Segment Open

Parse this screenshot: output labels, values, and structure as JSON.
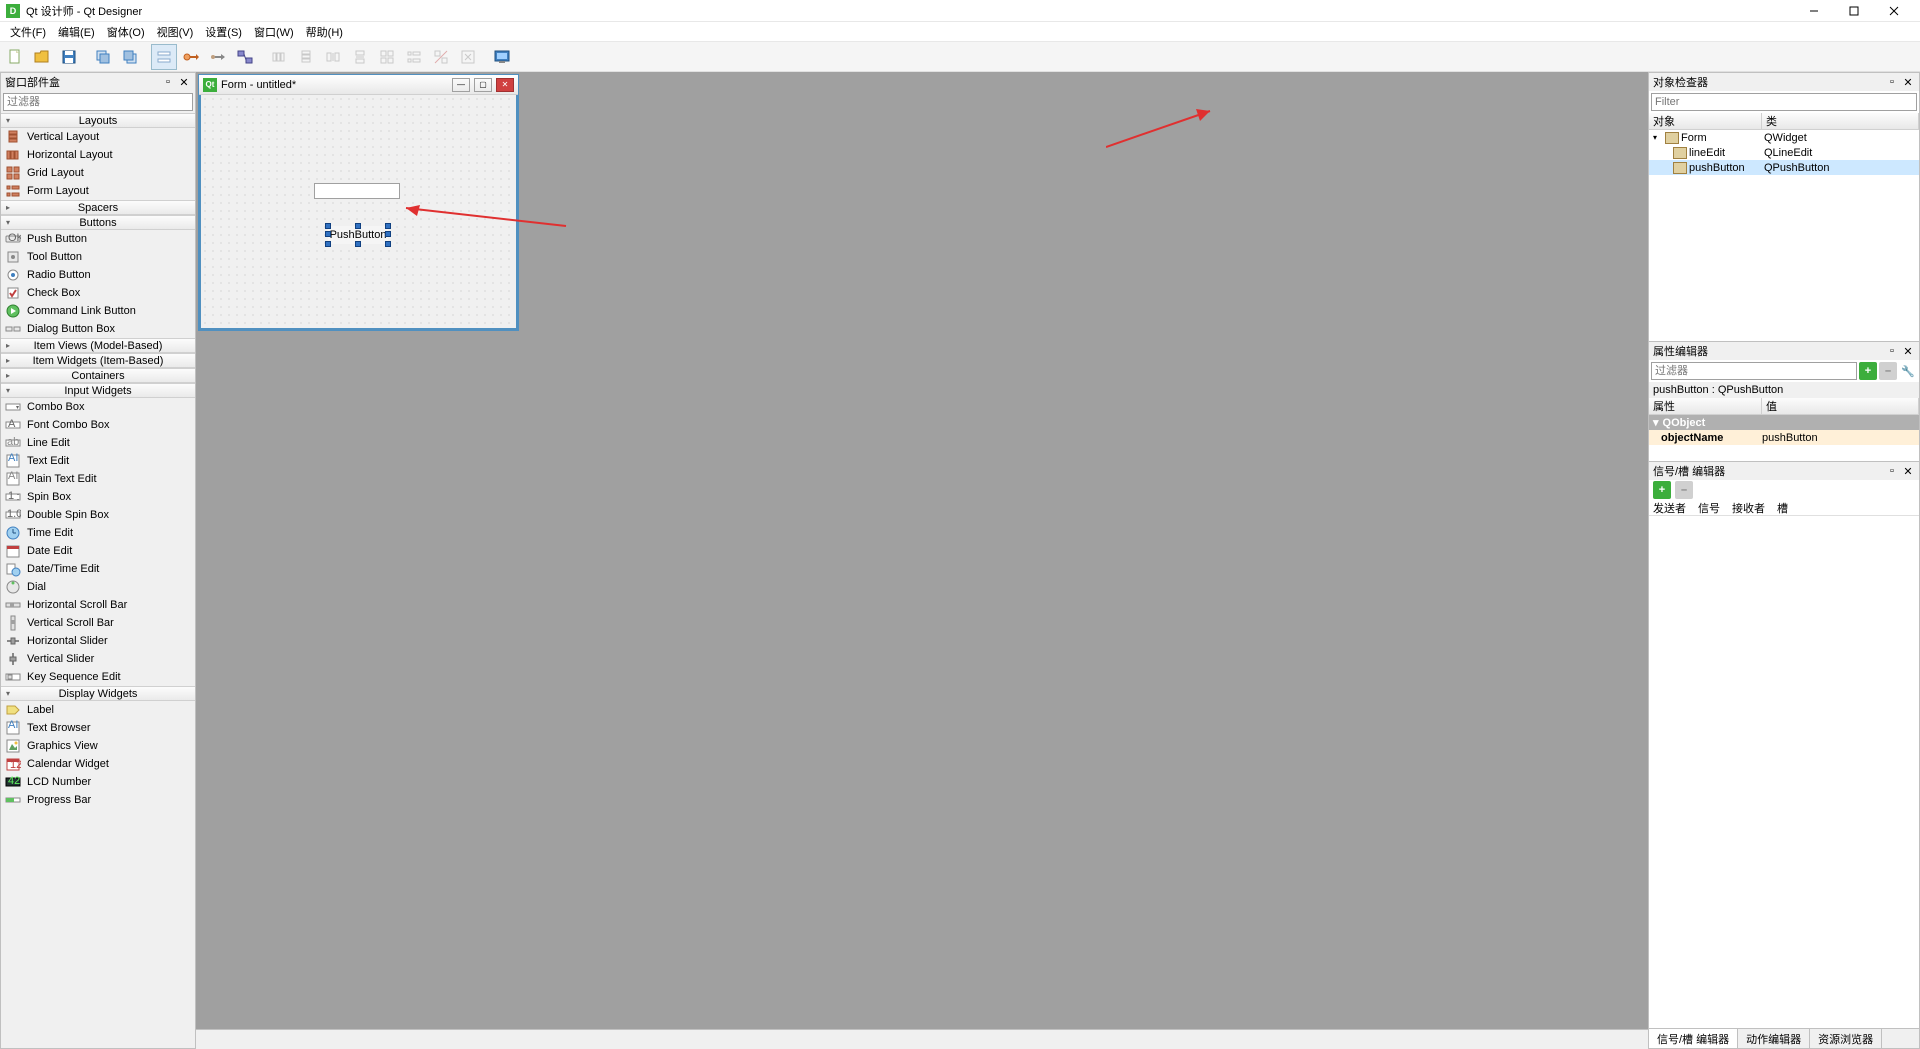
{
  "titlebar": {
    "app_name": "Qt 设计师 - Qt Designer",
    "app_icon_letter": "D"
  },
  "menus": {
    "file": "文件(F)",
    "edit": "编辑(E)",
    "form": "窗体(O)",
    "view": "视图(V)",
    "settings": "设置(S)",
    "window": "窗口(W)",
    "help": "帮助(H)"
  },
  "widgetbox": {
    "title": "窗口部件盒",
    "filter_placeholder": "过滤器",
    "categories": {
      "layouts": "Layouts",
      "spacers": "Spacers",
      "buttons": "Buttons",
      "item_views": "Item Views (Model-Based)",
      "item_widgets": "Item Widgets (Item-Based)",
      "containers": "Containers",
      "input_widgets": "Input Widgets",
      "display_widgets": "Display Widgets"
    },
    "layouts": [
      "Vertical Layout",
      "Horizontal Layout",
      "Grid Layout",
      "Form Layout"
    ],
    "buttons": [
      "Push Button",
      "Tool Button",
      "Radio Button",
      "Check Box",
      "Command Link Button",
      "Dialog Button Box"
    ],
    "input_widgets": [
      "Combo Box",
      "Font Combo Box",
      "Line Edit",
      "Text Edit",
      "Plain Text Edit",
      "Spin Box",
      "Double Spin Box",
      "Time Edit",
      "Date Edit",
      "Date/Time Edit",
      "Dial",
      "Horizontal Scroll Bar",
      "Vertical Scroll Bar",
      "Horizontal Slider",
      "Vertical Slider",
      "Key Sequence Edit"
    ],
    "display_widgets": [
      "Label",
      "Text Browser",
      "Graphics View",
      "Calendar Widget",
      "LCD Number",
      "Progress Bar"
    ]
  },
  "form": {
    "title": "Form - untitled*",
    "button_text": "PushButton"
  },
  "inspector": {
    "title": "对象检查器",
    "col_object": "对象",
    "col_class": "类",
    "rows": [
      {
        "obj": "Form",
        "cls": "QWidget",
        "indent": 0,
        "icon": "form"
      },
      {
        "obj": "lineEdit",
        "cls": "QLineEdit",
        "indent": 1,
        "icon": "le"
      },
      {
        "obj": "pushButton",
        "cls": "QPushButton",
        "indent": 1,
        "icon": "pb",
        "sel": true
      }
    ]
  },
  "prop_editor": {
    "title": "属性编辑器",
    "filter_placeholder": "过滤器",
    "selection": "pushButton : QPushButton",
    "col_property": "属性",
    "col_value": "值",
    "section_qobject": "QObject",
    "prop_objectName": "objectName",
    "val_objectName": "pushButton"
  },
  "signal_editor": {
    "title": "信号/槽 编辑器",
    "col_sender": "发送者",
    "col_signal": "信号",
    "col_receiver": "接收者",
    "col_slot": "槽"
  },
  "bottom_tabs": {
    "sig": "信号/槽 编辑器",
    "act": "动作编辑器",
    "res": "资源浏览器"
  }
}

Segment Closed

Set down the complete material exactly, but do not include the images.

● OUTPUT OF THE EXERCISE
Parse this screenshot: output labels, values, and structure as JSON.
{
  "titlebar": {
    "app_name": "Qt 设计师 - Qt Designer",
    "app_icon_letter": "D"
  },
  "menus": {
    "file": "文件(F)",
    "edit": "编辑(E)",
    "form": "窗体(O)",
    "view": "视图(V)",
    "settings": "设置(S)",
    "window": "窗口(W)",
    "help": "帮助(H)"
  },
  "widgetbox": {
    "title": "窗口部件盒",
    "filter_placeholder": "过滤器",
    "categories": {
      "layouts": "Layouts",
      "spacers": "Spacers",
      "buttons": "Buttons",
      "item_views": "Item Views (Model-Based)",
      "item_widgets": "Item Widgets (Item-Based)",
      "containers": "Containers",
      "input_widgets": "Input Widgets",
      "display_widgets": "Display Widgets"
    },
    "layouts": [
      "Vertical Layout",
      "Horizontal Layout",
      "Grid Layout",
      "Form Layout"
    ],
    "buttons": [
      "Push Button",
      "Tool Button",
      "Radio Button",
      "Check Box",
      "Command Link Button",
      "Dialog Button Box"
    ],
    "input_widgets": [
      "Combo Box",
      "Font Combo Box",
      "Line Edit",
      "Text Edit",
      "Plain Text Edit",
      "Spin Box",
      "Double Spin Box",
      "Time Edit",
      "Date Edit",
      "Date/Time Edit",
      "Dial",
      "Horizontal Scroll Bar",
      "Vertical Scroll Bar",
      "Horizontal Slider",
      "Vertical Slider",
      "Key Sequence Edit"
    ],
    "display_widgets": [
      "Label",
      "Text Browser",
      "Graphics View",
      "Calendar Widget",
      "LCD Number",
      "Progress Bar"
    ]
  },
  "form": {
    "title": "Form - untitled*",
    "button_text": "PushButton"
  },
  "inspector": {
    "title": "对象检查器",
    "col_object": "对象",
    "col_class": "类",
    "rows": [
      {
        "obj": "Form",
        "cls": "QWidget",
        "indent": 0,
        "icon": "form"
      },
      {
        "obj": "lineEdit",
        "cls": "QLineEdit",
        "indent": 1,
        "icon": "le"
      },
      {
        "obj": "pushButton",
        "cls": "QPushButton",
        "indent": 1,
        "icon": "pb",
        "sel": true
      }
    ]
  },
  "prop_editor": {
    "title": "属性编辑器",
    "filter_placeholder": "过滤器",
    "selection": "pushButton : QPushButton",
    "col_property": "属性",
    "col_value": "值",
    "section_qobject": "QObject",
    "prop_objectName": "objectName",
    "val_objectName": "pushButton"
  },
  "signal_editor": {
    "title": "信号/槽 编辑器",
    "col_sender": "发送者",
    "col_signal": "信号",
    "col_receiver": "接收者",
    "col_slot": "槽"
  },
  "bottom_tabs": {
    "sig": "信号/槽 编辑器",
    "act": "动作编辑器",
    "res": "资源浏览器"
  }
}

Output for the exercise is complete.